Disconnected and Unreachable: How to Work with Shut-Down States of Mind
Saturday 20 June 2020 - London
A One-Day Exploration Led by Dr Anne Alvarez and Dr Graham Music
Working with someone who cannot respond to the connection to another offered by psychotherapy can be one of the most de-skilling experiences for practitioners. Being with long periods of silence, avoidance of eye-contact, difficulties in showing affect, purpose or even words can be enormously challenging and likely to evoke a very negative countertransference. Frustration, boredom and feelings of incompetence make it hard to maintain interest in such clients and they may be dismissed as unready or unsuitable for therapy.READ MORE...
Our speakers both have extensive experience of working with children, adolescents and adults who are deeply shut-down, and they will share reflections on the challenge of engaging them in the therapeutic process. Drawing on the psychoanalytic work of Freida Fromm-Reichman and Harry Stack Sullivan, and linking to current critical thinking in the developmental sciences, including Stephen Porges’ vagal theories, they will offer new understandings of the subtle differences in the ways of being unreachable. New concepts will be introduced, such as being not so much withdrawn as undrawn, and the differences between being shut-down due to neglect, and dissociated due to trauma will be discussed.
The early roots of unreachable states, including neurobiological and attachment problems, lead to a theory of deep disembodiment. Here, lack of connection to appetitive body-states is central to this disengaged way of being: the seeking systems, so fundamental to attachment and the taking in of good introjects, is often impaired. Therapeutic effectiveness thus needs to be informed by the therapist’s own felt embodiment and attachment-based countertransference. Anne and Graham will demonstrate how to remain alive to one’s own bodily sensations and vitalised in this work. As well as slides and video-clips, there will be space for an experiential exercises and discussion with your colleagues and speakers.
Registration and Coffee
Dr Anne Alvarez
Undrawn States: The Problem of Introjection
As a young psychologist doing research on schizophrenia in Canada, Anne was inspired by Frieda Fromm-Reichman and Harry Stack Sullivan’s attempts to reach unreachable patients. Then, on a research project on autism, she noticed a difference between the avoidant children and others who could barely perceive another’s presence. Years later, after training at the Tavistock in London, she treated a boy who was very different from other more shell-type children. His level of emptiness was both horrifying and puzzling. Equally perplexing for Anne was the way in which he responded with a slow, delighted surprise to her urgent and intense attempt to call him into contact. She eventually concluded that he had not been hiding or resisting, he had been lost; he was not withdrawn, he was undrawn.
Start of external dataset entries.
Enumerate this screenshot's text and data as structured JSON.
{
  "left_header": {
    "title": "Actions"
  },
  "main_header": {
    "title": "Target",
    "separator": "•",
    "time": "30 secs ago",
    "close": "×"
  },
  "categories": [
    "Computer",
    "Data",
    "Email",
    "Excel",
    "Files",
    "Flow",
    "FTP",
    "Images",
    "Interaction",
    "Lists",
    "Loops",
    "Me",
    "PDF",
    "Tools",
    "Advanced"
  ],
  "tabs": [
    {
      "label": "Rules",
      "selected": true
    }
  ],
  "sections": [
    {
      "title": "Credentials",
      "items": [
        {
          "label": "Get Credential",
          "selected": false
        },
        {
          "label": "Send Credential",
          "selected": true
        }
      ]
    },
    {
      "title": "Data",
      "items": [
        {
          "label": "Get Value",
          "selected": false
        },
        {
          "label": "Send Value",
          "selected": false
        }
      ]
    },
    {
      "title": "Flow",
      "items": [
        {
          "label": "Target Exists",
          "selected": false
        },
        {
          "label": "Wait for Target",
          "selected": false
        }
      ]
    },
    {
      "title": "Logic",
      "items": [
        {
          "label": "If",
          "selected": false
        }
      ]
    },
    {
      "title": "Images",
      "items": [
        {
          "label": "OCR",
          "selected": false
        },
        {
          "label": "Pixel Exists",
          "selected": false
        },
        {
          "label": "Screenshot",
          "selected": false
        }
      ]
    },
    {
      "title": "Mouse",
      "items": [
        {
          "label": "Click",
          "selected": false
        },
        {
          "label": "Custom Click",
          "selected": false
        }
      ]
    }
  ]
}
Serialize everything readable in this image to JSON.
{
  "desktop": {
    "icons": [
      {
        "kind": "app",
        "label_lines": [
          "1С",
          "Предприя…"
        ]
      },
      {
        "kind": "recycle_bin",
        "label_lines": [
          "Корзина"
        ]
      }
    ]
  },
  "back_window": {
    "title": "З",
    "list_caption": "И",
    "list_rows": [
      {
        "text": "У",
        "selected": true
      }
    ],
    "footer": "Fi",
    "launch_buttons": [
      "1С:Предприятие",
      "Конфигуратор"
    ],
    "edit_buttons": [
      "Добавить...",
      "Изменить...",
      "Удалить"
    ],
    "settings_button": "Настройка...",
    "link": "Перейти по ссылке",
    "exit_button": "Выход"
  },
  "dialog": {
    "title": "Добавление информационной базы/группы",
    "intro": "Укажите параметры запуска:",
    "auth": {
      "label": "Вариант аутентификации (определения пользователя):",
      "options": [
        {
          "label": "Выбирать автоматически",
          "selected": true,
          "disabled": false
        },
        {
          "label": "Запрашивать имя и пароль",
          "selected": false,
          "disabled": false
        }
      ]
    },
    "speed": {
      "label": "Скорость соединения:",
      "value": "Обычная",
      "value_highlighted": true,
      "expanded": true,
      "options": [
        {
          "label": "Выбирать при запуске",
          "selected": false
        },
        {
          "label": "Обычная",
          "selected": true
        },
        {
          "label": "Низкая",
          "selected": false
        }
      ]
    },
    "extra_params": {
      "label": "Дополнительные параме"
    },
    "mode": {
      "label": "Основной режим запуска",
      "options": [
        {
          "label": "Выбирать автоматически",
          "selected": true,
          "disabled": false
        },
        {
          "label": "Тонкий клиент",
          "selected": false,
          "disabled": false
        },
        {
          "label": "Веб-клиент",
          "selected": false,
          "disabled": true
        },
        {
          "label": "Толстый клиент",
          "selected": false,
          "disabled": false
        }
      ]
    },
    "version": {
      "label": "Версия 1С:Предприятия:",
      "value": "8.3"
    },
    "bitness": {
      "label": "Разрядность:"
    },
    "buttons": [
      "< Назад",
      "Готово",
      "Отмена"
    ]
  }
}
Anna came to think of her “call” as a kind of reclamation, and a form of vitalisation.
Early Neglect: Deactivated States
Graham’s first talk will look at a specific aspect of dampened down, deactivated states, the origins of which lie in early neglect. Sharing his understanding of the effects of abandonment and inattention on the brain and nervous system, he will highlight the importance of differentiating the profound effects of lack of care from trauma. The closed-off relational presentation in therapy of such people reveals their challenge of staying psychologically alive. Graham will draw on case material to demonstrate ways of bringing them into the therapeutic relationship.
Chair in Conversation with Graham and Anne with Q&A
Group Experiential Exercise
Interoception, the Sense of the Internal State of the Body, and Mindfulness
Early Trauma: Deactivated States
This practical talk will further differentiate early neglect, with its consequent shut-down states and helplessness, from the manifestations of early trauma, the symptom of which is more usually dissociation. We will hear how different bodily states and reactions are evoked in client and therapist depending on this distinction. Implications for clinical technique will be elaborated, including a more careful and embodied practice.
Graham Music and Anne Alvarez in Conversation Followed by Q&A
An opportunity to ask Graham and Anne questions regarding the aetiology of these states, experiences in the consulting room, issues with countertransference, supervision and technique.